WASHINGTON—The national Catholic Home Missions Appeal will take place in parishes across the country the weekend of April 25-26. It provides a unique opportunity for Americans to assist struggling Catholic communities in the United States.
Missions are not only located overseas. The Archdiocese of Anchorage, Alaska, has 11,500 registered Catholic families dispersed throughout 140,000 square miles and only 30 active diocesan priests to minister to them. Of the 29 counties in the geographically sprawling Diocese of Salt Lake City, only 16 have a resident pastor. These are only two examples of the 95 dioceses in the United States—including the Eastern Catholic eparchies— that receive funding from the Catholic Home Missions Appeal every year to assist with the basic needs of the Church.
- Pittsburgh Auxiliary Bishop Paul Bradley Named Bishop Of Kalamazoo, Michigan; Succeeds Bishop James Murray
April 6, 2009
WASHINGTON—Pope Benedict XVI has named Bishop Paul J. Bradley, 63, Auxiliary Bishop of Pittsburgh, as Bishop of Kalamazoo, Michigan.
The appointment was announced in Washington, April 6, by Archbishop Pietro Sambi, apostolic nuncio to the United States.
Bishop Bradley succeeds Bishop James A. Murray, 76, whose resignation from the pastoral governance of the Kalamazoo Diocese was accepted by Pope Benedict, April 6.
WASHINGTON—The U.S. bishops’ Committee on Divine Worship has posted on the Web a series of 10 questions and answers related to participation at Mass during the time of the swine influenza (swine flu).
The information echoes that published in 2006 at the time of the avian (bird) flu and was developed in conjunction with the U.S. Center for Disease Control.
The 10 questions and answers can be found at http://usccb.org/liturgy/swineflu.shtml
WASHINGTON—Asian and Pacific Catholics in the Mid-Atlantic area will hold the Seventh "Asians for Mary Pilgrimage" on Saturday, May 9, at the Basilica of the National Shrine of the Immaculate Conception in Washington.
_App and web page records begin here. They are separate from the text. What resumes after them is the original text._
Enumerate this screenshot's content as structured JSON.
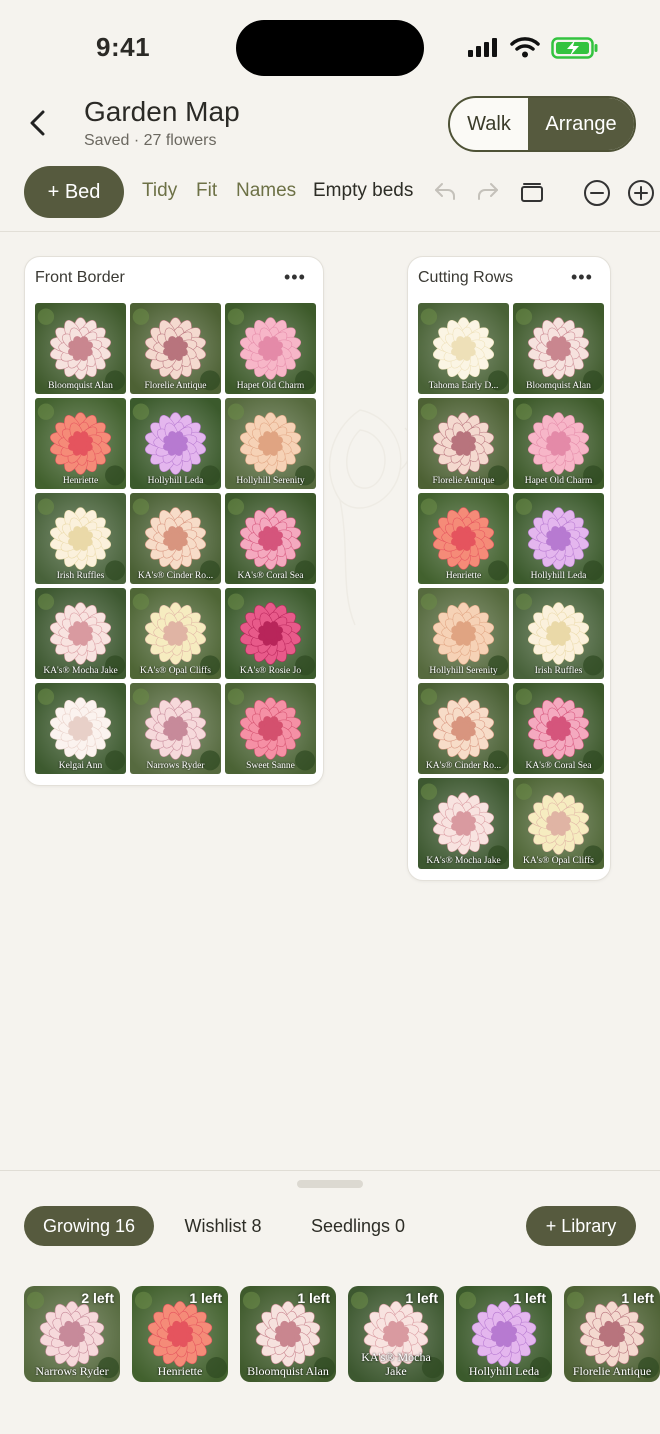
{
  "status": {
    "time": "9:41"
  },
  "header": {
    "title": "Garden Map",
    "subtitle": "Saved · 27 flowers",
    "mode_walk": "Walk",
    "mode_arrange": "Arrange"
  },
  "toolbar": {
    "add_bed": "+ Bed",
    "tidy": "Tidy",
    "fit": "Fit",
    "names": "Names",
    "empty_beds": "Empty beds"
  },
  "beds": [
    {
      "title": "Front Border",
      "more": "•••",
      "tiles": [
        {
          "label": "Bloomquist Alan",
          "c1": "#f6e2de",
          "c2": "#c9868f",
          "bg": "#3f5a2c"
        },
        {
          "label": "Florelie Antique",
          "c1": "#f4d9cf",
          "c2": "#b8747d",
          "bg": "#4d6134"
        },
        {
          "label": "Hapet Old Charm",
          "c1": "#f7b6c8",
          "c2": "#e48aa8",
          "bg": "#3d5a2a"
        },
        {
          "label": "Henriette",
          "c1": "#f58b78",
          "c2": "#e5545e",
          "bg": "#42612e"
        },
        {
          "label": "Hollyhill Leda",
          "c1": "#e4b6ee",
          "c2": "#b77ad1",
          "bg": "#3b5a2c"
        },
        {
          "label": "Hollyhill Serenity",
          "c1": "#f6d2b6",
          "c2": "#e0a482",
          "bg": "#566a3e"
        },
        {
          "label": "Irish Ruffles",
          "c1": "#fbf1dc",
          "c2": "#ead9a8",
          "bg": "#48623a"
        },
        {
          "label": "KA's® Cinder Ro...",
          "c1": "#f7dcc8",
          "c2": "#d8957f",
          "bg": "#4a6034"
        },
        {
          "label": "KA's® Coral Sea",
          "c1": "#f4a9bf",
          "c2": "#d5557c",
          "bg": "#3c582b"
        },
        {
          "label": "KA's® Mocha Jake",
          "c1": "#f8e3e0",
          "c2": "#d99aa0",
          "bg": "#3d5830"
        },
        {
          "label": "KA's® Opal Cliffs",
          "c1": "#f6ecc0",
          "c2": "#e0b4a4",
          "bg": "#4f6636"
        },
        {
          "label": "KA's® Rosie Jo",
          "c1": "#e85a8a",
          "c2": "#b8255a",
          "bg": "#3b5a2c"
        },
        {
          "label": "Kelgai Ann",
          "c1": "#fbf3ef",
          "c2": "#e8d0c8",
          "bg": "#3d5a2f"
        },
        {
          "label": "Narrows Ryder",
          "c1": "#f6d9db",
          "c2": "#c78a9a",
          "bg": "#566a3f"
        },
        {
          "label": "Sweet Sanne",
          "c1": "#f590a5",
          "c2": "#d4506e",
          "bg": "#4b6335"
        }
      ]
    },
    {
      "title": "Cutting Rows",
      "more": "•••",
      "tiles": [
        {
          "label": "Tahoma Early D...",
          "c1": "#fbf5e4",
          "c2": "#eee0b8",
          "bg": "#496236"
        },
        {
          "label": "Bloomquist Alan",
          "c1": "#f6e2de",
          "c2": "#c9868f",
          "bg": "#3f5a2c"
        },
        {
          "label": "Florelie Antique",
          "c1": "#f4d9cf",
          "c2": "#b8747d",
          "bg": "#4d6134"
        },
        {
          "label": "Hapet Old Charm",
          "c1": "#f7b6c8",
          "c2": "#e48aa8",
          "bg": "#3d5a2a"
        },
        {
          "label": "Henriette",
          "c1": "#f58b78",
          "c2": "#e5545e",
          "bg": "#42612e"
        },
        {
          "label": "Hollyhill Leda",
          "c1": "#e4b6ee",
          "c2": "#b77ad1",
          "bg": "#3b5a2c"
        },
        {
          "label": "Hollyhill Serenity",
          "c1": "#f6d2b6",
          "c2": "#e0a482",
          "bg": "#566a3e"
        },
        {
          "label": "Irish Ruffles",
          "c1": "#fbf1dc",
          "c2": "#ead9a8",
          "bg": "#48623a"
        },
        {
          "label": "KA's® Cinder Ro...",
          "c1": "#f7dcc8",
          "c2": "#d8957f",
          "bg": "#4a6034"
        },
        {
          "label": "KA's® Coral Sea",
          "c1": "#f4a9bf",
          "c2": "#d5557c",
          "bg": "#3c582b"
        },
        {
          "label": "KA's® Mocha Jake",
          "c1": "#f8e3e0",
          "c2": "#d99aa0",
          "bg": "#3d5830"
        },
        {
          "label": "KA's® Opal Cliffs",
          "c1": "#f6ecc0",
          "c2": "#e0b4a4",
          "bg": "#4f6636"
        }
      ]
    }
  ],
  "sheet": {
    "tab_growing": "Growing 16",
    "tab_wishlist": "Wishlist 8",
    "tab_seedlings": "Seedlings 0",
    "library": "+ Library",
    "cards": [
      {
        "badge": "2 left",
        "label": "Narrows Ryder",
        "c1": "#f6d9db",
        "c2": "#c78a9a",
        "bg": "#566a3f"
      },
      {
        "badge": "1 left",
        "label": "Henriette",
        "c1": "#f58b78",
        "c2": "#e5545e",
        "bg": "#42612e"
      },
      {
        "badge": "1 left",
        "label": "Bloomquist Alan",
        "c1": "#f6e2de",
        "c2": "#c9868f",
        "bg": "#3f5a2c"
      },
      {
        "badge": "1 left",
        "label": "KA's® Mocha Jake",
        "c1": "#f8e3e0",
        "c2": "#d99aa0",
        "bg": "#3d5830"
      },
      {
        "badge": "1 left",
        "label": "Hollyhill Leda",
        "c1": "#e4b6ee",
        "c2": "#b77ad1",
        "bg": "#3b5a2c"
      },
      {
        "badge": "1 left",
        "label": "Florelie Antique",
        "c1": "#f4d9cf",
        "c2": "#b8747d",
        "bg": "#4d6134"
      }
    ]
  },
  "colors": {
    "accent": "#565a3e",
    "background": "#f5f3ee",
    "card": "#ffffff",
    "link": "#6d7146"
  }
}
The event is co-sponsored by the Office of Asian and Pacific Affairs in the Cultural Diversity Secretariat of the U.S. Bishops Conference.
Held in observance of Asian and Pacific Heritage Month, the annual pilgrimage has grown in size over the years as Asian and Pacific Catholics honor the Virgin Mary with prayers and songs reminiscent of Marian devotions in their homelands observed during the month of May.
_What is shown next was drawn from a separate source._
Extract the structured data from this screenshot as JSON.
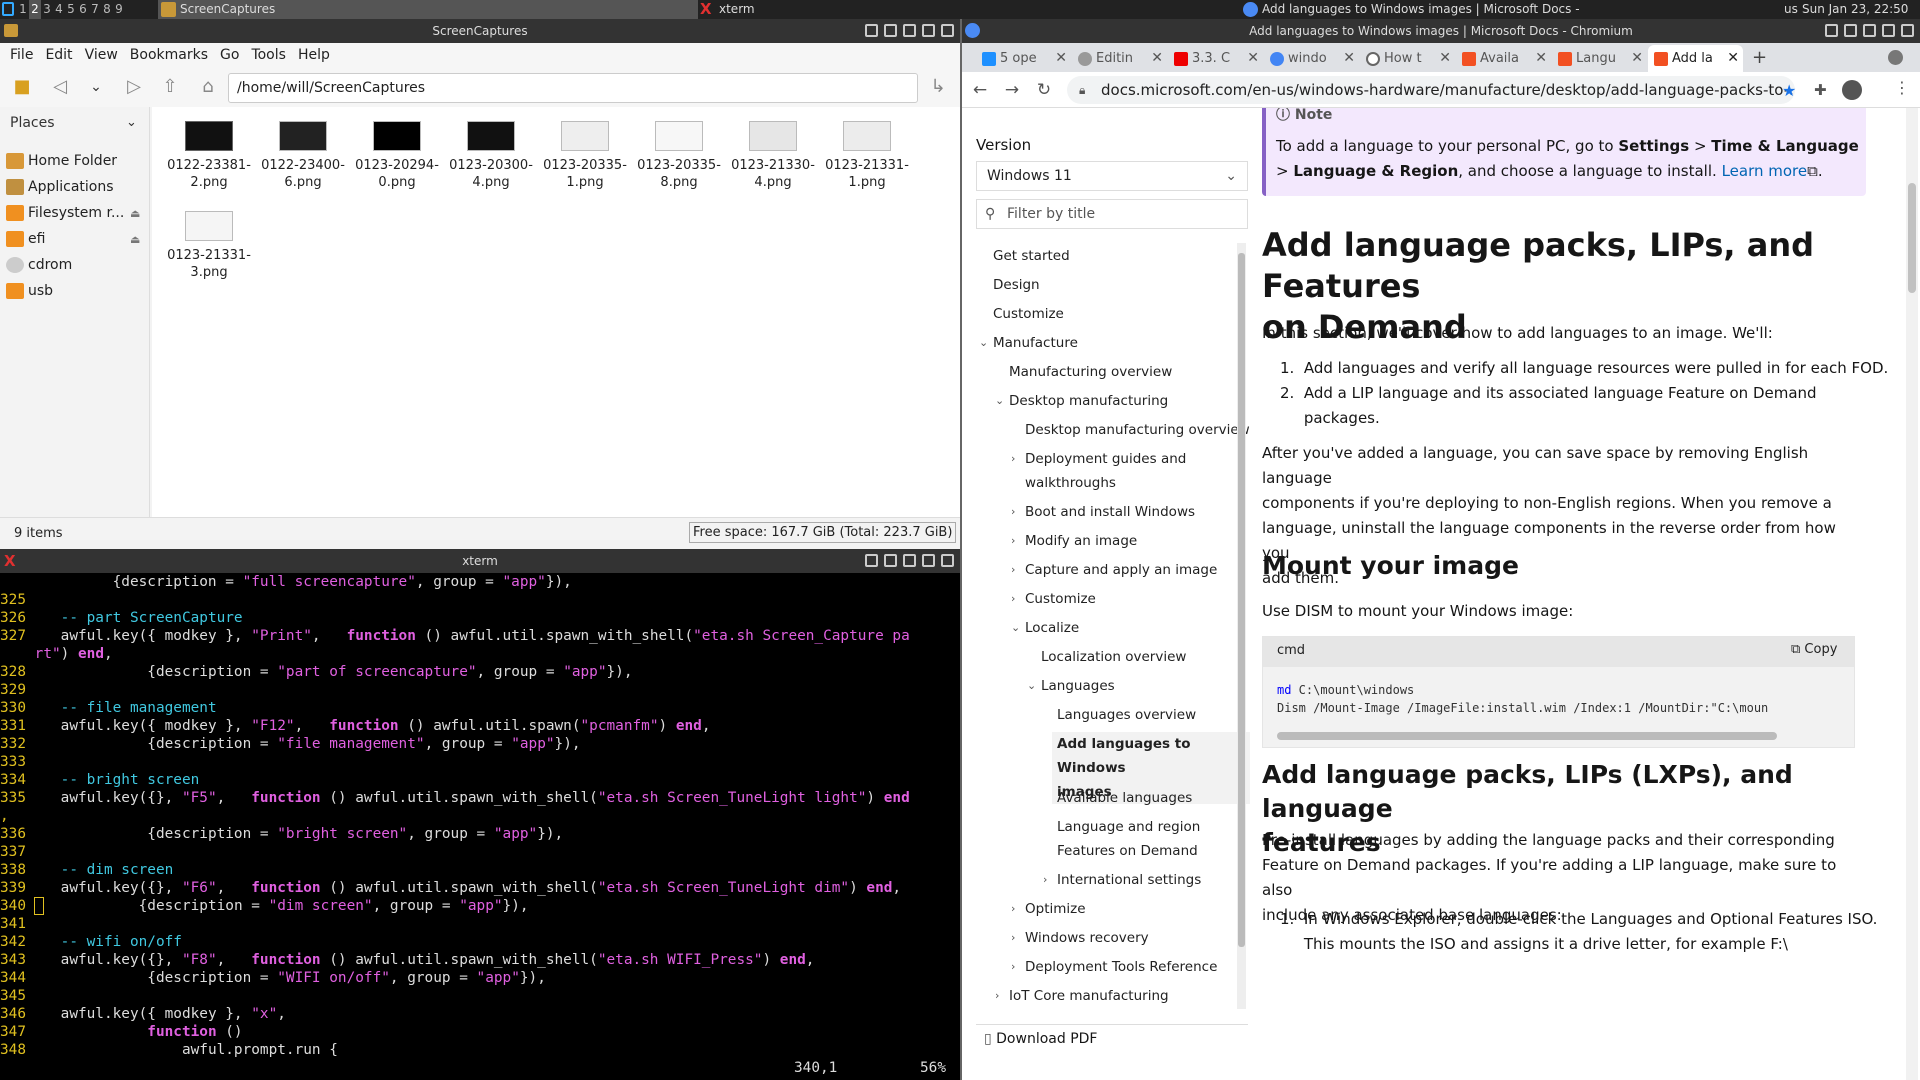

WASHINGTON—Through the Secretariat of Cultural Diversity in the Church, the U.S. Conference of Catholic Bishops (USCCB) is partnering with the U.S. Census Bureau to encourage participation in the Census 2010, in order to reach hard-to-count communities.
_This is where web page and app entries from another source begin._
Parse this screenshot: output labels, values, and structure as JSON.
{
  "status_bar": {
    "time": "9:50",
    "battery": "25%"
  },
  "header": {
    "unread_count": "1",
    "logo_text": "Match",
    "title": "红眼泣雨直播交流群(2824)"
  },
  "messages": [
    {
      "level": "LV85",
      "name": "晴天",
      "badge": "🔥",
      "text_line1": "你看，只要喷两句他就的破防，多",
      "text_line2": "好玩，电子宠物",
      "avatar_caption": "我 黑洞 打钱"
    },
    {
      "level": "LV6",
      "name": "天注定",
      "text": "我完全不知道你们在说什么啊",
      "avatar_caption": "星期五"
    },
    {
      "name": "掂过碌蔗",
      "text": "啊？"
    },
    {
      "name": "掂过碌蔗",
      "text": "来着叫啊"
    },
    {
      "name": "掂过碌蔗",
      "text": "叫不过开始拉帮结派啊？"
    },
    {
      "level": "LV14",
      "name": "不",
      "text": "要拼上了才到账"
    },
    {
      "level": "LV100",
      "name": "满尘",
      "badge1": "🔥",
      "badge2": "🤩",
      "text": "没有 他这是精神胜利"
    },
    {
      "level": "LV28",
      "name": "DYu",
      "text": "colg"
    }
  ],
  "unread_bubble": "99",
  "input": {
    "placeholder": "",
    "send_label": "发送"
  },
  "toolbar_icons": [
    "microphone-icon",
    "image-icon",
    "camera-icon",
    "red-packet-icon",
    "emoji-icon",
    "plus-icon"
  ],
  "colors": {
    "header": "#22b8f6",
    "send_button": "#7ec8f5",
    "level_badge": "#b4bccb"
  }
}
"By reaching out to more than 25,000 parishes and missions, we hope to trumpet the importance of being counted as well as channel interested persons toward employment as census takers," said Beverly Carroll, assistant director for African American Affairs of the Secretariat.
Archbishop José Gomez of San Antonio, chairman of the USCCB Committee on Cultural Diversity, urged parishes and dioceses to encourage local people to participate.